* ABOUT THIS EXERCISE *
Every line with "displayed" in it must be copied from the data.

* Dataset rows for apps and sites *
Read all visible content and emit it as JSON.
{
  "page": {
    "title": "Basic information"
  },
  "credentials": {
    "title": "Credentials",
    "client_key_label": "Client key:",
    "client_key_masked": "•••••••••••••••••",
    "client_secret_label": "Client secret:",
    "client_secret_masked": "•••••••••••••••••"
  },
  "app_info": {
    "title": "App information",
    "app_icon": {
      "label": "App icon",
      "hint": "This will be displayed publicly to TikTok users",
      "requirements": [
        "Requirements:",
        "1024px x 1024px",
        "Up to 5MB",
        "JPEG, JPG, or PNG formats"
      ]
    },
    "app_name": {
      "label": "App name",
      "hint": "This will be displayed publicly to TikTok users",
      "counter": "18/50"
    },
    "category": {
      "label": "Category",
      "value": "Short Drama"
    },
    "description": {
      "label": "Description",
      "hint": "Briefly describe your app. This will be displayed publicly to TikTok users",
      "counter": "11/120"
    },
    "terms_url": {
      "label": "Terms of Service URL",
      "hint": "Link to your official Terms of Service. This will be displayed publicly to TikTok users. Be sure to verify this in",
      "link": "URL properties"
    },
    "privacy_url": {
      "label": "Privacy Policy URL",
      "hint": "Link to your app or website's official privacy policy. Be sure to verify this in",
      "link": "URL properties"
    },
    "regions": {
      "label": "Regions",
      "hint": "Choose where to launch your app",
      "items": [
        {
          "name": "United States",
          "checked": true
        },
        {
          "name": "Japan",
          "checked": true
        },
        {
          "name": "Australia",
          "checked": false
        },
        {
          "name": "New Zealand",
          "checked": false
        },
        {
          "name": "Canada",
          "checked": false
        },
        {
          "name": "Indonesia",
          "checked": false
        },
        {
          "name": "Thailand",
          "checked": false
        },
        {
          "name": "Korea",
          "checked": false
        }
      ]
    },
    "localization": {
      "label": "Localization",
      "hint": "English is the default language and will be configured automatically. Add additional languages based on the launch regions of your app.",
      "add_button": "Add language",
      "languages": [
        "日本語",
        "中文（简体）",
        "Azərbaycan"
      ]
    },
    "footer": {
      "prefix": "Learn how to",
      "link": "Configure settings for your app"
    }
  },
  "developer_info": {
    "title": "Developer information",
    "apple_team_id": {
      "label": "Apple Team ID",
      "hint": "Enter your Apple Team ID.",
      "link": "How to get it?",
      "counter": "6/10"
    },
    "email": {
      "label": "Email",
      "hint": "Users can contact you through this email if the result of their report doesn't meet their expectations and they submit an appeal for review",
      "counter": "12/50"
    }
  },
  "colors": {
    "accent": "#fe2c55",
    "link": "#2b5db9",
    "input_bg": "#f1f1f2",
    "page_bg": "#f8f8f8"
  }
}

* EXERCISE RESPONSE *
      "hint": "This will be displayed publicly to TikTok users",
      "hint": "This will be displayed publicly to TikTok users",
      "hint": "Briefly describe your app. This will be displayed publicly to TikTok users",
      "hint": "Link to your official Terms of Service. This will be displayed publicly to TikTok users. Be sure to verify this in",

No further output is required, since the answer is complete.